Hey readers! Have you heard of CORE Leader? Did you know a current Sternie amongst us is the CEO and founder of this company?
62% of the Stern student body come to school to work in finance, management consulting, or marketing (official Stern statistics here). The remaining 38% pursue non-traditional industries such as non-profit, entertainment, or technology. But there are the special and very talented few that become entrepreneurs during their time at Stern. I am lucky and honored to not only know one of them, but also to call him a dear friend: Chris Shaw.
Chris is a current full-time MBA2 and a US Army veteran. During his time in the Army, he was stationed with the 82nd Airborne Division out of Fort Bragg, North Carolina (just like me!) and is now CEO and founder of his own company.
Evelyn: Hi Chris! Thanks for sharing your story. Can you tell the readers a little about yourself and what you did before Stern?
Chris: I am from Old Chatham, NY, a small town near Albany and went to Cornell University for undergrad. Before Stern, I flew Kiowa Warrior Armed Reconnaissance helicopters in the US Army for eight years. I deployed to Afghanistan twice, where I mostly flew at night, staring into two round, green TV screens one inch from my eyes (AKA night vision) for about 1,000 hours of my life.
E: Wow! You’ve had an amazing military career. When did you realize you had the “entrepreneur bug”?
C: I actually wanted to start my own company before even applying to Stern. In fact, I didn’t know exactly what my business would be, but I knew that the skills from an MBA degree would help me reach that goal.
E: Can you tell the readers a little about your company, CORE Leader?
C: CORE Leader is a team building business. However, unlike most businesses in this category, we do not do “trust falls” or scavenger hunts. Instead, we teach a battle-tested form of dynamic problem solving and reinforce it with a mobile, military-style challenge course.

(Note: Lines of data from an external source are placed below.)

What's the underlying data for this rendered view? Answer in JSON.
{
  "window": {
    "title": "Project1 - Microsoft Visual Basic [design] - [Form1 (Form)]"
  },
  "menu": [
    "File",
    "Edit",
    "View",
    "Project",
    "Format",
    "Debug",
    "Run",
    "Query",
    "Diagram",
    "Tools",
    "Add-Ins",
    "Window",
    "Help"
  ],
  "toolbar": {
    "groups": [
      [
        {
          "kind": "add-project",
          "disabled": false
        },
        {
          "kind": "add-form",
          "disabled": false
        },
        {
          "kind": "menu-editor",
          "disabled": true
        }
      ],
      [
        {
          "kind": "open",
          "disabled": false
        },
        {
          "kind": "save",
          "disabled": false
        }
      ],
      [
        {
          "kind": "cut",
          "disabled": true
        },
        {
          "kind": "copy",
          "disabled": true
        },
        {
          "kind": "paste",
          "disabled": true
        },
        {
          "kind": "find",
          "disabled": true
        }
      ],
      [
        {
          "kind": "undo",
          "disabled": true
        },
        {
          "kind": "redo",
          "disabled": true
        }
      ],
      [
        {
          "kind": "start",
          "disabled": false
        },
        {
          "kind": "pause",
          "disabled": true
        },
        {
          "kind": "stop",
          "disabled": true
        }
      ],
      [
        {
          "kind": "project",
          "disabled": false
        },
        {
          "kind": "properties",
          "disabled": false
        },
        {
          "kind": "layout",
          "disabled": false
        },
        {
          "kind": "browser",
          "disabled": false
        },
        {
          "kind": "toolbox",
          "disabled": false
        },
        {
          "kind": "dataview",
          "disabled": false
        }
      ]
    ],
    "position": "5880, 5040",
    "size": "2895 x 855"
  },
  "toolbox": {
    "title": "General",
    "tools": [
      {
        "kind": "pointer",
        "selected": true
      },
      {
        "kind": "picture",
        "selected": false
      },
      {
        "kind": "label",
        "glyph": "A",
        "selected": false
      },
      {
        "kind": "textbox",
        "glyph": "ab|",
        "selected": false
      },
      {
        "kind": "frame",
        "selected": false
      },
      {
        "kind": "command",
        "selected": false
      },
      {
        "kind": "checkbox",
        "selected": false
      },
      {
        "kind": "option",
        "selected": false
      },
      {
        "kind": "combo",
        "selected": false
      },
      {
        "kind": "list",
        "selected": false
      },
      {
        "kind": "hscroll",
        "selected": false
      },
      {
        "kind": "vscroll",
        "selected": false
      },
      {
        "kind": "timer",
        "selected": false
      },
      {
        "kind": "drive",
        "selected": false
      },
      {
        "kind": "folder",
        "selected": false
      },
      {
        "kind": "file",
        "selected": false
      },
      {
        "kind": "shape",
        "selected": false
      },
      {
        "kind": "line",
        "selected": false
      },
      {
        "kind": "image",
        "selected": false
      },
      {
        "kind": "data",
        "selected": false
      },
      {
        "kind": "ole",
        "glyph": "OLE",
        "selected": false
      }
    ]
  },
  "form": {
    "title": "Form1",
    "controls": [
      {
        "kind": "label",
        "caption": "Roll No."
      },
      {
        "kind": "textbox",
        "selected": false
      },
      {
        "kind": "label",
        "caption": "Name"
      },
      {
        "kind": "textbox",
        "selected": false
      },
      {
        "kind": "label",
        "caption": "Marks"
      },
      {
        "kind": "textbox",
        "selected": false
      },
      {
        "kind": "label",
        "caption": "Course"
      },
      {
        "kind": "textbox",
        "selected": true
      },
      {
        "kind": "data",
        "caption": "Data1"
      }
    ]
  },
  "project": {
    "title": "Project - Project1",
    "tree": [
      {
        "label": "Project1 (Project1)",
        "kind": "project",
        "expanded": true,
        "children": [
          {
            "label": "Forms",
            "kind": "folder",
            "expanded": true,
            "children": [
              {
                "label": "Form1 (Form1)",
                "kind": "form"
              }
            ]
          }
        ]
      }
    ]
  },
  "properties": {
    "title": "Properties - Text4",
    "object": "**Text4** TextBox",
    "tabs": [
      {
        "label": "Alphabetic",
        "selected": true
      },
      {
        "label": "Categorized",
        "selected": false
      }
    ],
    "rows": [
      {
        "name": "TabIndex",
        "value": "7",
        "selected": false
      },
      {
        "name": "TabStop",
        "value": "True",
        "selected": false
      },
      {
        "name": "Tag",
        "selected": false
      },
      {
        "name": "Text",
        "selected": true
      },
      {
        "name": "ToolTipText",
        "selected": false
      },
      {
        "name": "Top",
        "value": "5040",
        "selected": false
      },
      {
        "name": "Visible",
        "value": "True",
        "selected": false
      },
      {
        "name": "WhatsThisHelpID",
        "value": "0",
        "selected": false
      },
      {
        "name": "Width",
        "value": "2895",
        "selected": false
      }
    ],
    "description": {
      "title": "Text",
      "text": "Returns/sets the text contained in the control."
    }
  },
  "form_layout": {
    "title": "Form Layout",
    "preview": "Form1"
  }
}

Think “Tough Mudder” meets “Escape the Room”.
E: What are some of your favorite parts about being a CEO, founder, and entrepreneur?
C: I like that I can set my own priorities and focus entirely on what is important to me. I enjoy not only coming up with features of the brand and the product experience, but also testing out new ideas without seeking approval. Finally, I like the feeling of making a sale and knowing that I just made my business more valuable and financially stable.
E: I can only imagine how tough an entrepreneur’s journey is at the beginning. How has Stern supported you as an entrepreneur?
C: Stern has been instrumental to CORE’s success. Besides the knowledge I’ve gained through their classes, the Berkeley Center awarded me a $10,000 fellowship grant to support my work this summer. I couldn’t have asked for better support from the school.
E: What classes at Stern best prepared you for CORE Leader success?
C: I used lessons from every class I took at Stern while starting CORE. A few examples really stand out though. A combination of Accounting and Corporate Finance allowed me to put numbers to the business plan. Brand Strategy helped me understand my personal brand and how I could turn it into a highly differentiated business. Social Problem Based Entrepreneurship walked me through the development of a business plan, which resulted in a solid foundation for the getting the company off the ground.
E: If you had advice for an entrepreneur pursuing an MBA, what would you tell them?
C: Getting an MBA will definitely make you a better entrepreneur, no matter how deep your prior subject matter expertise in your venture’s industry. Every class you take will give you tools to make smarter business decisions as a founder.
E: Okay, time for my favorite part. Evelyn’s Quickfire Attack: KMC elevator or stairs?
C: Oh man. I’m the worst and I can’t believe I’m admitting this, but… sometimes I take the elevator to the 2nd floor!
E: If you want to catch up with a friend: Sosnoff or 4th Floor Starbucks Lounge? (if neither – list where)
C: I like to hang out in the lobby after classes to catch up with people.
E: Finally, what does being an entrepreneur mean to you?
C: Taking on all the risk and reaping the potential reward (or enduring the failure) of a new business. It is a hard path. It can be uncertain and lonely. If it is your calling – if, as Prof. Galloway says “you feel like you just have to do it” in spite of the inevitably bleak risk-adjusted reward possibility – then commit to it and go at it, full force. If you hesitate at all, you will find it very hard to do what it takes to really succeed.
Thanks for sharing your journey with us, Chris! Learn more about CORE Leader here.